Third place is not new. Anyone who checks emails at a coffee shop or works in their parked car is doing it. They just don’t think of it as a ‘third space’. And they don’t know it is increasingly easy to find more work-conducive third spaces.


Europe is, for once, ahead of the curve, with flexible workspaces springing up close to where people live and travel. French, Dutch and Swiss rail operators have partnered with Regus to open walk-in business centres at stations. Shell and Regus are piloting instant-access business lounges at gas station forecourts. Regus and Extra Motorway Services are opening drop-in workspaces next to key UK highways.


Those new workspaces let people do their job closer to where they want to be – near home, customers, or leisure facilities.
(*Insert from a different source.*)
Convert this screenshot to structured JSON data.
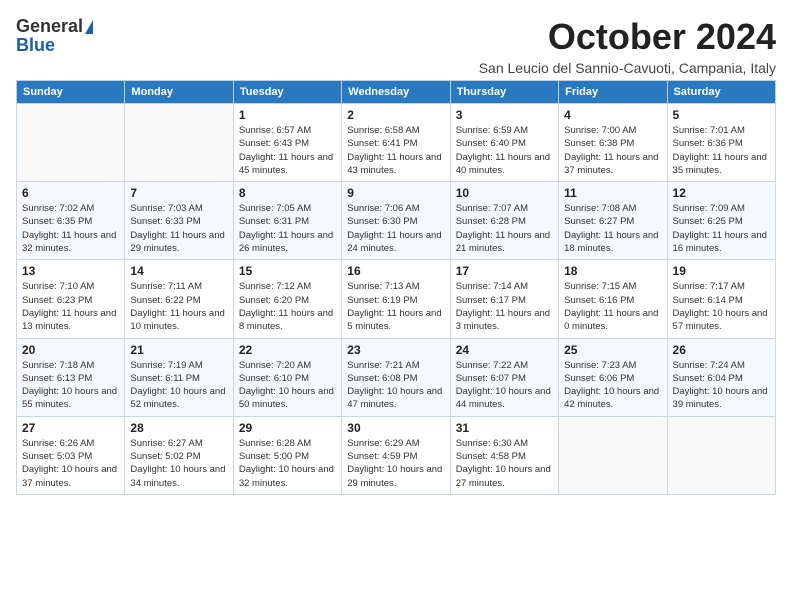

Already in the US, the rising demand at Regus’ business centres that are in shopping malls – currently 10% of the total – testifies to people’s desire to work at locations that fit their daily lives (or retail habit).


US employers may still treasure ‘the office’ and daily facetime with staff, but forcing them to endure the average 25-minute commute every day is shortsighted. Consider this, instead: 72% of firms that give their staff flexibility over where and when they work say there is a direct link to greater productivity.[2] At a time when US workers, businesses and the economy are looking for a boost, that stat suggests the third place is where they should look.

[1] ’New survey reveals overwhelming demand for virtual collaboration’, Wrike.com, 21 March 2012.

[2] ‘Flexibility Drives Productivity’, Regus, February 2012.